The Hindu population in Pakistan has seen a dramatic and worrisome decline since the country’s partition with India—and respect of basic human rights of Hindus has followed the same trajectory of decline. Since Pakistan has proclaimed itself to be an Islamic Republic, the rights of minorities such as Hindus, Christians, and Ahmadiyyas have been abused through law and by the use of threats, kidnappings, murders, and rapes. Hindu temples are looted and desecrated, and Hindu property is usurped without any reprisal for the perpetrators. Violence against women is rampant in the forms of rape, honor killings, and domestic abuse. In Pakistan, a woman is raped every two hours on average and at least ten women per day die in honor killings. Women are also subjugated the Hudood Ordinances, which require a female rape victim to present four male witnesses to the crime or risk being whipped for adultery. More recently, Hindu girls as young as 12 have been kidnapped, forcibly converted Islam, and forced to marry Muslim boys. Discrimination against Hindus is propagated to Pakistan’s youth through government-sponsored textbooks that depict Hindus as cruel and the enemy of Islam.

Pakistan-sponsored Islamic militants have driven over 300,000 Hindus out of the Indian state of Jammu and Kashmir. These same militants have threatened to kill any Hindu that dares to return to the Kashmir Valley. Currently, these Kashmiri Hindus are living like refugees in their own country in deplorable conditions. As there are no longer many Hindus left in the Kashmir Valley of India, documenting human rights abuses is near impossible.
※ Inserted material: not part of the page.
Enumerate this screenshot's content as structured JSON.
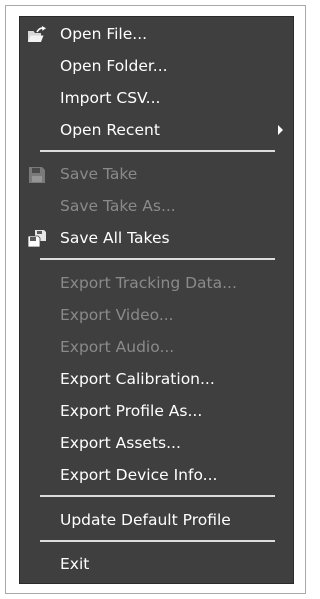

This year our report was expanded to include Bhutan, Kazakhstan, Malaysia, Saudi Arabia, Sri Lanka and Trinidad and Tobago.

Kazakhstan has not only failed to recognize the existence of a small Hindu minority in the country, but the Government has actively attacked Hindu institutions and confiscated and destroyed Hindu property. Malaysia has witnessed seventy-six separate Hindu temple destructions and desecrations, and the Government’s flagrant posthumous deidentification of Hindu citizens in numerous cases makes Malaysia a country of grave concern for concerned human rights groups everywhere. The government of Bhutan is complacent in its refugee crisis, which predominantly affects Hindus. Sri Lanka continues to silently stand witness to an intractable ethnic conflict with little to no constructive action. Saudi Arabia is unresponsive to the rights of migrant workers and to any need for even basic religious freedom, and continues to support a militant and fundamentalist brand of Islam that does not tolerate other religions.
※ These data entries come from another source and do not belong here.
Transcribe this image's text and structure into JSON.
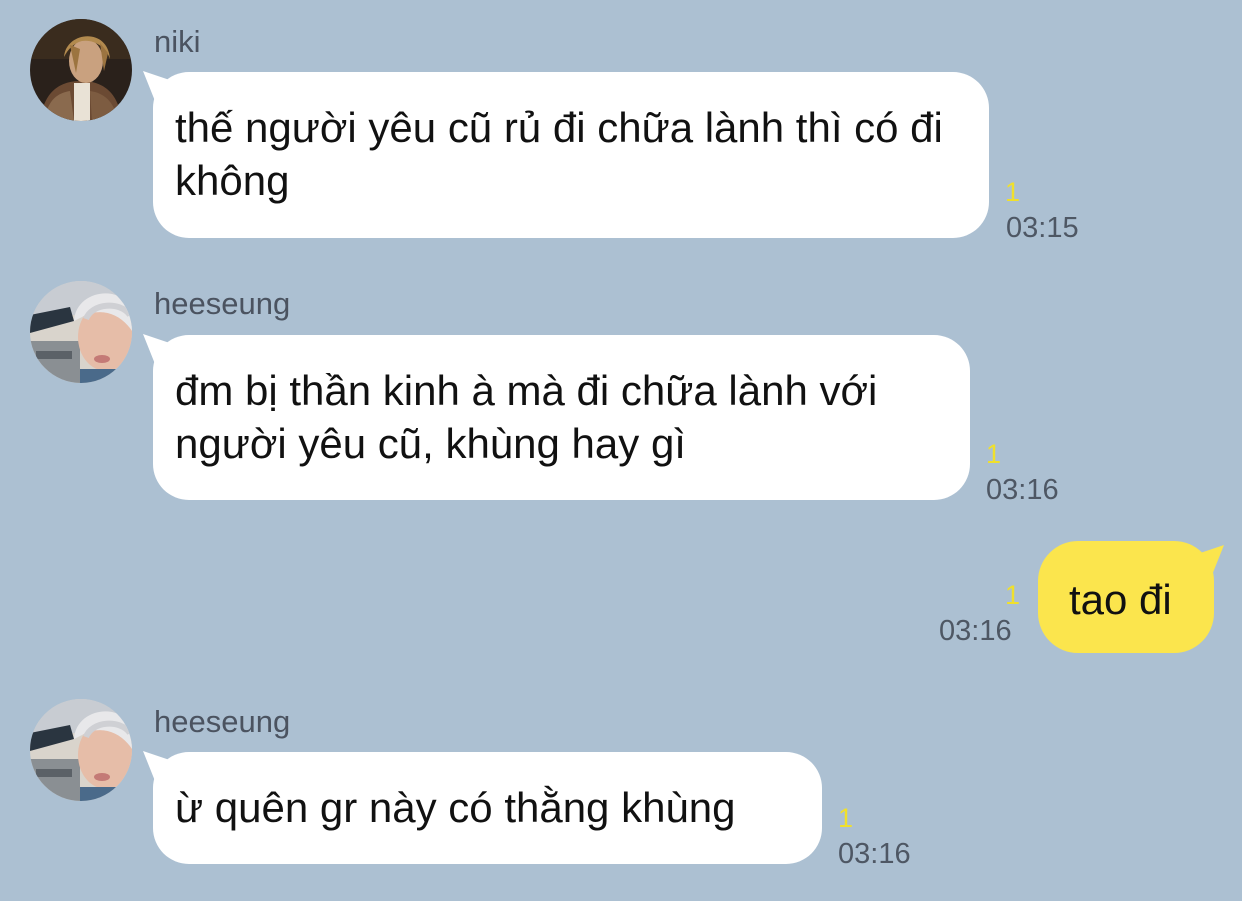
{
  "colors": {
    "background": "#acc0d2",
    "incoming_bubble": "#ffffff",
    "outgoing_bubble": "#fbe54d",
    "unread_count": "#f0e02c",
    "timestamp": "#4e5764"
  },
  "messages": [
    {
      "sender": "niki",
      "avatar_icon": "user-avatar-icon",
      "text": "thế người yêu cũ rủ đi chữa lành thì có đi không",
      "unread": "1",
      "time": "03:15"
    },
    {
      "sender": "heeseung",
      "avatar_icon": "user-avatar-icon",
      "text": "đm bị thần kinh à mà đi chữa lành với người yêu cũ, khùng hay gì",
      "unread": "1",
      "time": "03:16"
    },
    {
      "sender": "",
      "text": "tao đi",
      "unread": "1",
      "time": "03:16"
    },
    {
      "sender": "heeseung",
      "avatar_icon": "user-avatar-icon",
      "text": "ừ quên gr này có thằng khùng",
      "unread": "1",
      "time": "03:16"
    }
  ]
}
This report is the first comprehensive documentation, with historical context, of the systemic religious and cultural ostracization Hindus face in Trinidad and Tobago. As in the Fiji Islands, Hindus comprise nearly half the population of Trinidad and Tobago. Hindus are a visible population who should have fair and equal representation at all levels of governance. Instead, Hindus have become an easy target for rank exploitation and violence. Evidence that church leadership in these nations — the Methodist Church in Fiji and the Baptist and Evangelical churches in Trinidad and Tobago — may be supporting a blurring of the religion and state divide enshrined in those nation’s Constitutions is serious cause for concern.

The United States, the international community and the United Nations should bring pressure on all the countries identified in this report, which claim to support human rights and provide freedom of religion through their Constitutions, to take serious and immediate action to end discrimination against Hindus as well as other minorities. Despite the text of their Constitutions and their signatures on UN Covenants, the countries reported here continue to violate the human rights of minorities, particularly Hindus.

Source : Hindustan.org